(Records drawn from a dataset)
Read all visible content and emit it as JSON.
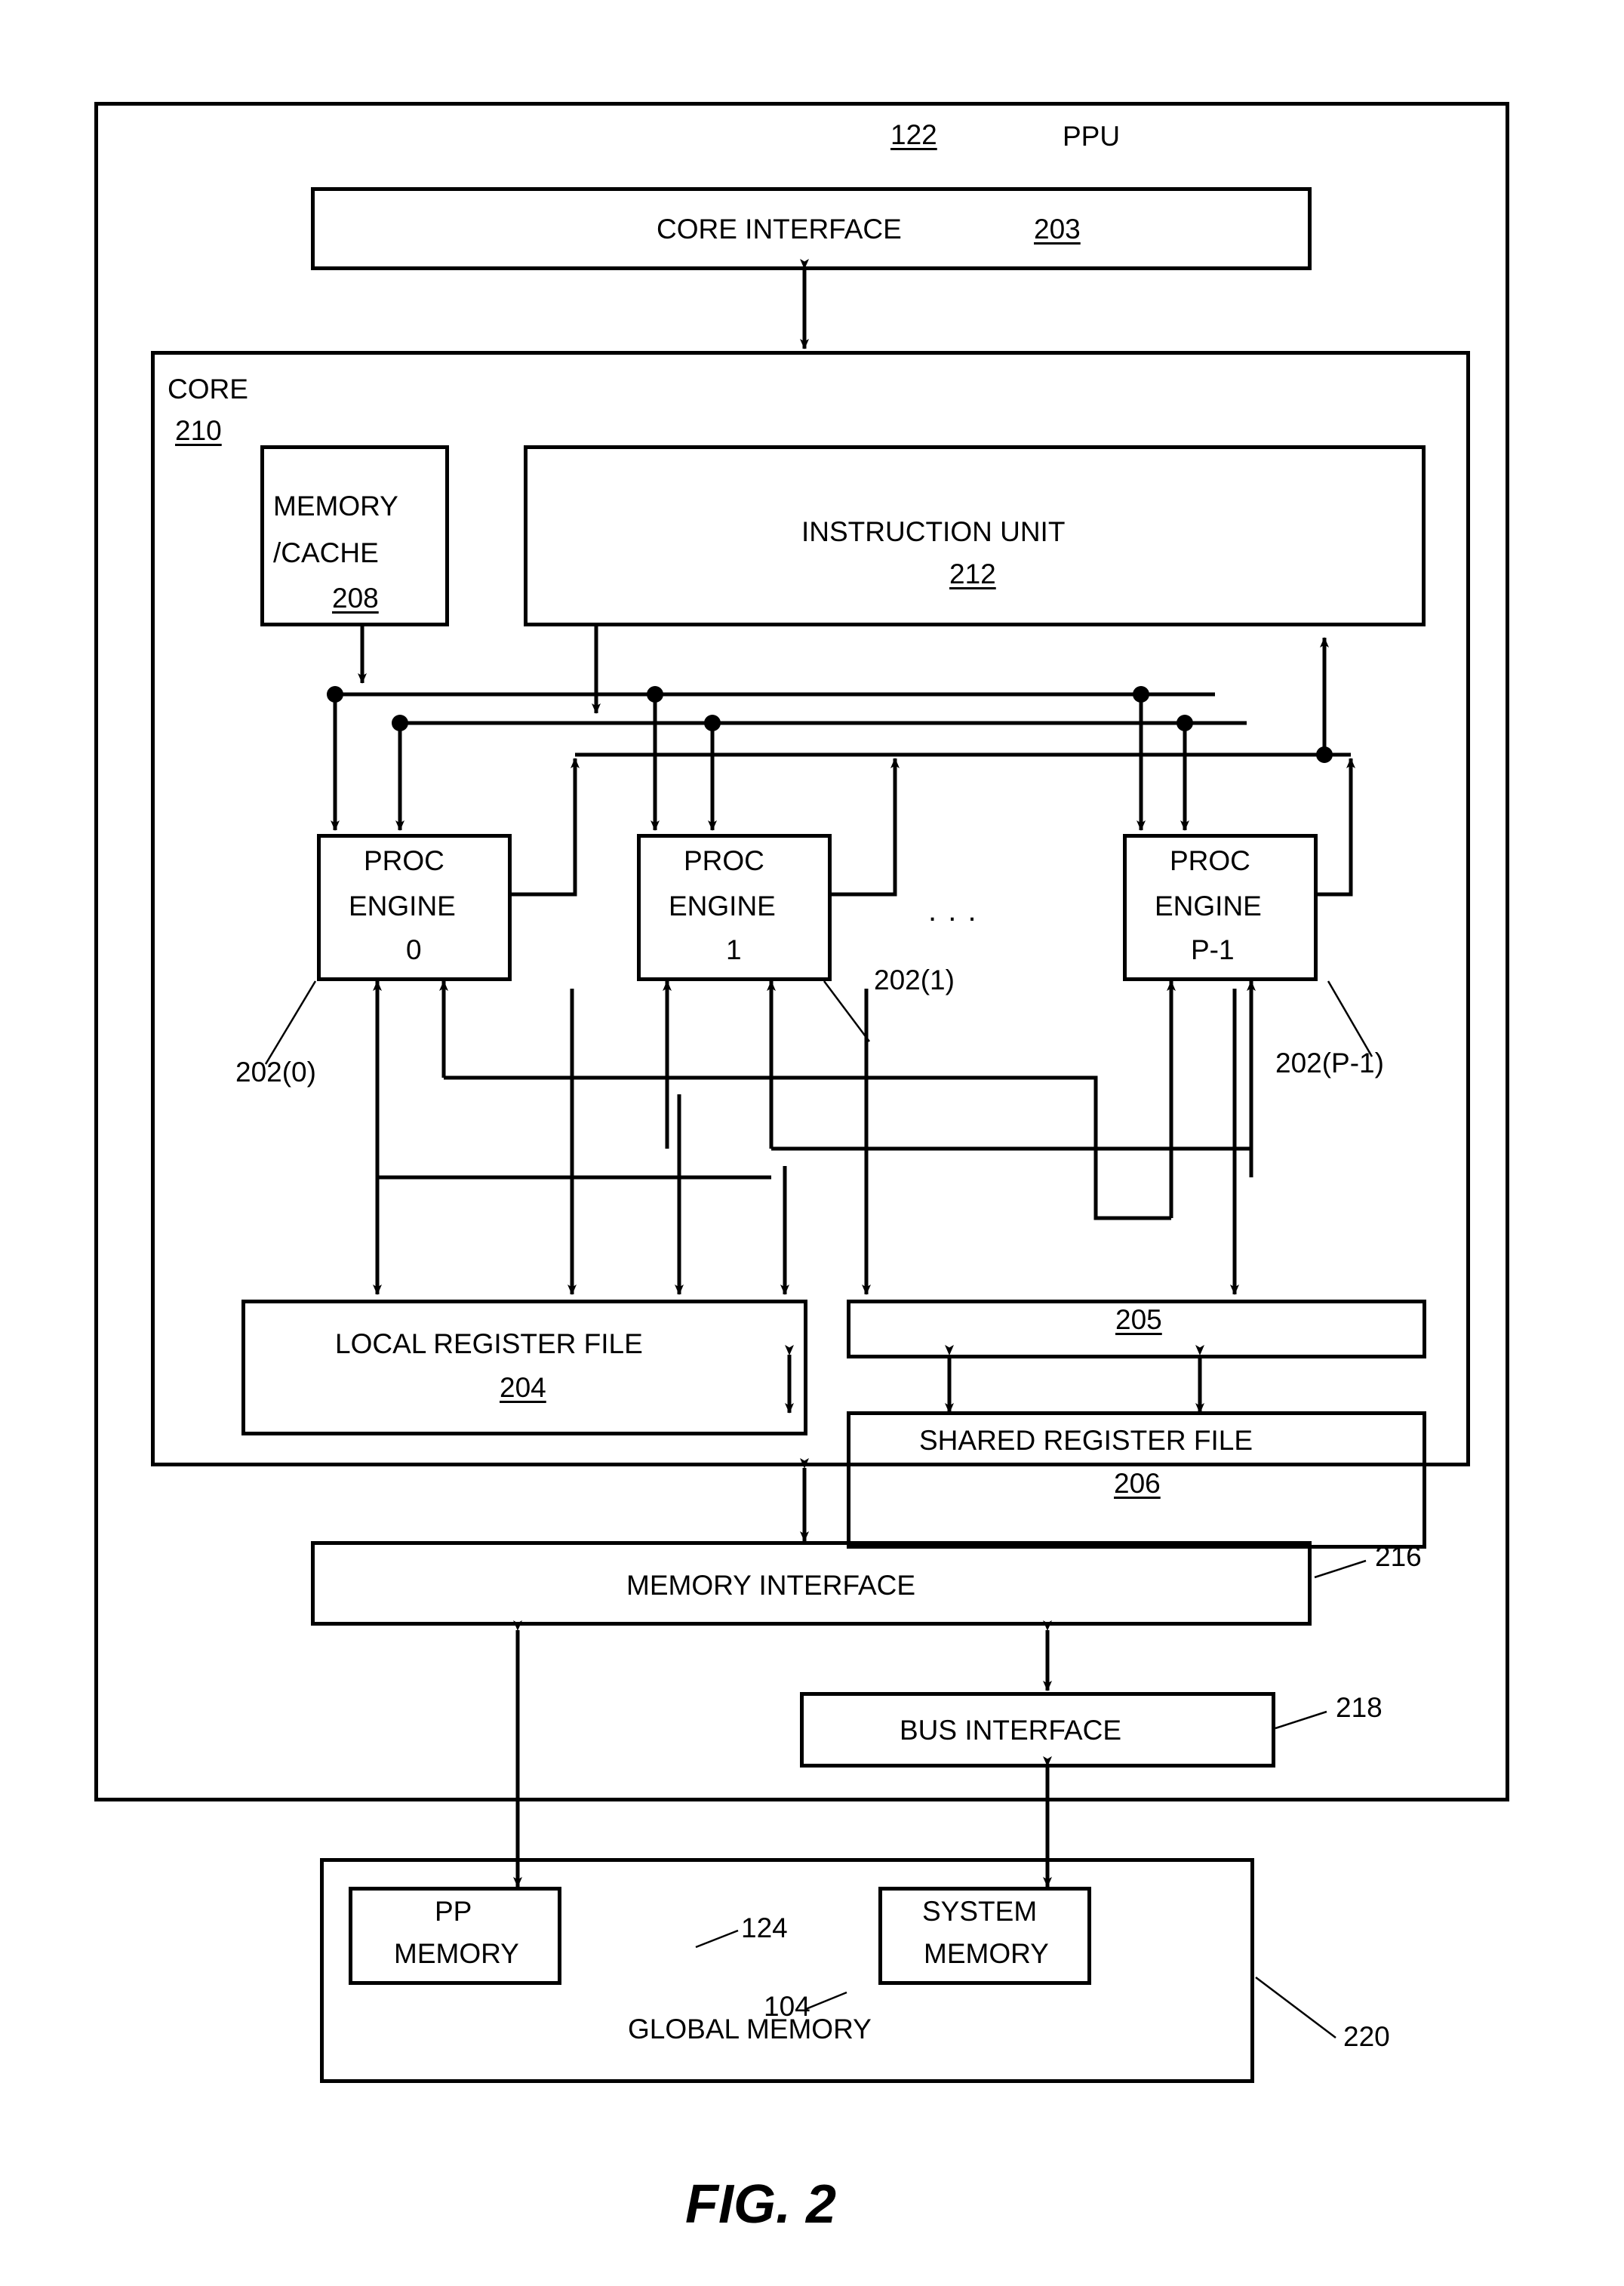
{
  "figure": {
    "caption": "FIG. 2",
    "type": "patent-block-diagram"
  },
  "ppu": {
    "label": "PPU",
    "ref": "122"
  },
  "core_interface": {
    "label": "CORE INTERFACE",
    "ref": "203"
  },
  "core": {
    "label": "CORE",
    "ref": "210"
  },
  "memory_cache": {
    "line1": "MEMORY",
    "line2": "/CACHE",
    "ref": "208"
  },
  "instruction_unit": {
    "label": "INSTRUCTION UNIT",
    "ref": "212"
  },
  "proc_engines": [
    {
      "line1": "PROC",
      "line2": "ENGINE",
      "index": "0",
      "ref": "202(0)"
    },
    {
      "line1": "PROC",
      "line2": "ENGINE",
      "index": "1",
      "ref": "202(1)"
    },
    {
      "line1": "PROC",
      "line2": "ENGINE",
      "index": "P-1",
      "ref": "202(P-1)"
    }
  ],
  "ellipsis": ". . .",
  "local_register_file": {
    "label": "LOCAL REGISTER FILE",
    "ref": "204"
  },
  "crossbar": {
    "ref": "205"
  },
  "shared_register_file": {
    "label": "SHARED REGISTER FILE",
    "ref": "206"
  },
  "memory_interface": {
    "label": "MEMORY INTERFACE",
    "ref": "216"
  },
  "bus_interface": {
    "label": "BUS INTERFACE",
    "ref": "218"
  },
  "global_memory": {
    "label": "GLOBAL MEMORY",
    "ref": "220"
  },
  "pp_memory": {
    "line1": "PP",
    "line2": "MEMORY",
    "ref": "124"
  },
  "system_memory": {
    "line1": "SYSTEM",
    "line2": "MEMORY",
    "ref": "104"
  },
  "colors": {
    "line": "#000000",
    "background": "#ffffff"
  }
}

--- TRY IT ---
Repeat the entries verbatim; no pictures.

--- ANSWER SECTION ---
Read all visible content and emit it as JSON.
{
  "figure": {
    "caption": "FIG. 2",
    "type": "patent-block-diagram"
  },
  "ppu": {
    "label": "PPU",
    "ref": "122"
  },
  "core_interface": {
    "label": "CORE INTERFACE",
    "ref": "203"
  },
  "core": {
    "label": "CORE",
    "ref": "210"
  },
  "memory_cache": {
    "line1": "MEMORY",
    "line2": "/CACHE",
    "ref": "208"
  },
  "instruction_unit": {
    "label": "INSTRUCTION UNIT",
    "ref": "212"
  },
  "proc_engines": [
    {
      "line1": "PROC",
      "line2": "ENGINE",
      "index": "0",
      "ref": "202(0)"
    },
    {
      "line1": "PROC",
      "line2": "ENGINE",
      "index": "1",
      "ref": "202(1)"
    },
    {
      "line1": "PROC",
      "line2": "ENGINE",
      "index": "P-1",
      "ref": "202(P-1)"
    }
  ],
  "ellipsis": ". . .",
  "local_register_file": {
    "label": "LOCAL REGISTER FILE",
    "ref": "204"
  },
  "crossbar": {
    "ref": "205"
  },
  "shared_register_file": {
    "label": "SHARED REGISTER FILE",
    "ref": "206"
  },
  "memory_interface": {
    "label": "MEMORY INTERFACE",
    "ref": "216"
  },
  "bus_interface": {
    "label": "BUS INTERFACE",
    "ref": "218"
  },
  "global_memory": {
    "label": "GLOBAL MEMORY",
    "ref": "220"
  },
  "pp_memory": {
    "line1": "PP",
    "line2": "MEMORY",
    "ref": "124"
  },
  "system_memory": {
    "line1": "SYSTEM",
    "line2": "MEMORY",
    "ref": "104"
  },
  "colors": {
    "line": "#000000",
    "background": "#ffffff"
  }
}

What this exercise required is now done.